Content starts

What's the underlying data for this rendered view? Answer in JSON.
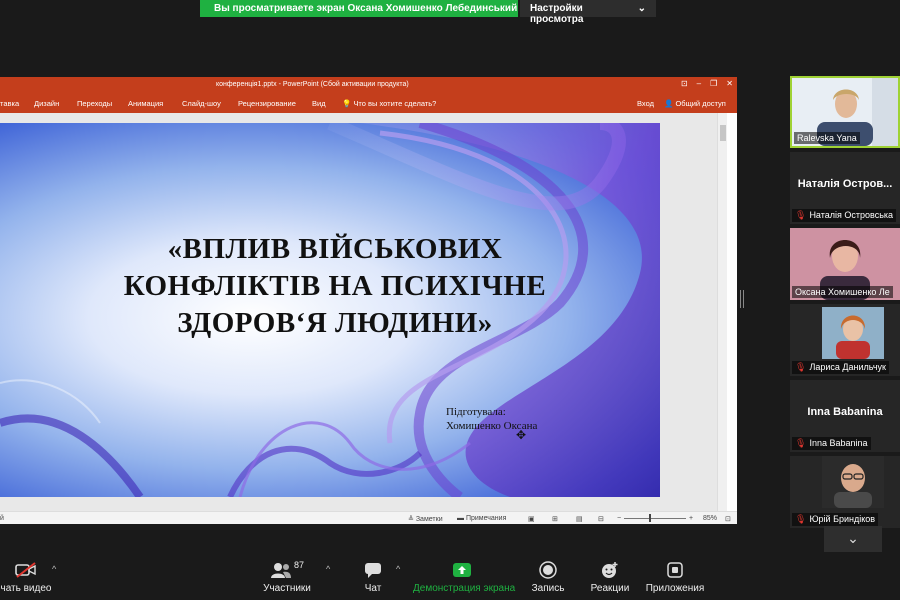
{
  "banner": {
    "sharing_text": "Вы просматриваете экран Оксана Хомишенко Лебединський ...",
    "view_options": "Настройки просмотра",
    "chevron": "⌄"
  },
  "ppt": {
    "window_title": "конференція1.pptx - PowerPoint (Сбой активации продукта)",
    "ribbon": {
      "insert": "тавка",
      "design": "Дизайн",
      "transitions": "Переходы",
      "animation": "Анимация",
      "slideshow": "Слайд-шоу",
      "review": "Рецензирование",
      "view": "Вид",
      "tell_me": "Что вы хотите сделать?",
      "sign_in": "Вход",
      "share": "Общий доступ"
    },
    "slide": {
      "title_line1": "«ВПЛИВ ВІЙСЬКОВИХ",
      "title_line2": "КОНФЛІКТІВ НА ПСИХІЧНЕ",
      "title_line3": "ЗДОРОВ‘Я ЛЮДИНИ»",
      "prepared_by": "Підготувала:",
      "author": "Хомишенко Оксана"
    },
    "status": {
      "left": "й",
      "notes": "Заметки",
      "comments": "Примечания",
      "zoom_minus": "−",
      "zoom_plus": "+",
      "zoom": "85%"
    }
  },
  "participants": [
    {
      "name": "Ralevska Yana",
      "video": true,
      "active": true,
      "muted": false
    },
    {
      "name": "Наталія Островська",
      "display": "Наталія  Остров...",
      "video": false,
      "muted": true
    },
    {
      "name": "Оксана Хомишенко Ле",
      "video": true,
      "muted": false
    },
    {
      "name": "Лариса Данильчук",
      "video": true,
      "muted": true
    },
    {
      "name": "Inna Babanina",
      "display": "Inna Babanina",
      "video": false,
      "muted": true
    },
    {
      "name": "Юрій Бриндіков",
      "video": true,
      "muted": true
    }
  ],
  "toolbar": {
    "start_video": "чать видео",
    "participants": "Участники",
    "participants_count": "87",
    "chat": "Чат",
    "share_screen": "Демонстрация экрана",
    "record": "Запись",
    "reactions": "Реакции",
    "apps": "Приложения"
  },
  "colors": {
    "ppt_accent": "#c43e1c",
    "share_green": "#1fb141",
    "active_speaker": "#9fd234",
    "muted_red": "#e0362f"
  }
}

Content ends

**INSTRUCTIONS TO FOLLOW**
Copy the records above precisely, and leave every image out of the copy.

**RESPONSE AREA**
What's the underlying data for this rendered view? Answer in JSON.
{
  "banner": {
    "sharing_text": "Вы просматриваете экран Оксана Хомишенко Лебединський ...",
    "view_options": "Настройки просмотра",
    "chevron": "⌄"
  },
  "ppt": {
    "window_title": "конференція1.pptx - PowerPoint (Сбой активации продукта)",
    "ribbon": {
      "insert": "тавка",
      "design": "Дизайн",
      "transitions": "Переходы",
      "animation": "Анимация",
      "slideshow": "Слайд-шоу",
      "review": "Рецензирование",
      "view": "Вид",
      "tell_me": "Что вы хотите сделать?",
      "sign_in": "Вход",
      "share": "Общий доступ"
    },
    "slide": {
      "title_line1": "«ВПЛИВ ВІЙСЬКОВИХ",
      "title_line2": "КОНФЛІКТІВ НА ПСИХІЧНЕ",
      "title_line3": "ЗДОРОВ‘Я ЛЮДИНИ»",
      "prepared_by": "Підготувала:",
      "author": "Хомишенко Оксана"
    },
    "status": {
      "left": "й",
      "notes": "Заметки",
      "comments": "Примечания",
      "zoom_minus": "−",
      "zoom_plus": "+",
      "zoom": "85%"
    }
  },
  "participants": [
    {
      "name": "Ralevska Yana",
      "video": true,
      "active": true,
      "muted": false
    },
    {
      "name": "Наталія Островська",
      "display": "Наталія  Остров...",
      "video": false,
      "muted": true
    },
    {
      "name": "Оксана Хомишенко Ле",
      "video": true,
      "muted": false
    },
    {
      "name": "Лариса Данильчук",
      "video": true,
      "muted": true
    },
    {
      "name": "Inna Babanina",
      "display": "Inna Babanina",
      "video": false,
      "muted": true
    },
    {
      "name": "Юрій Бриндіков",
      "video": true,
      "muted": true
    }
  ],
  "toolbar": {
    "start_video": "чать видео",
    "participants": "Участники",
    "participants_count": "87",
    "chat": "Чат",
    "share_screen": "Демонстрация экрана",
    "record": "Запись",
    "reactions": "Реакции",
    "apps": "Приложения"
  },
  "colors": {
    "ppt_accent": "#c43e1c",
    "share_green": "#1fb141",
    "active_speaker": "#9fd234",
    "muted_red": "#e0362f"
  }
}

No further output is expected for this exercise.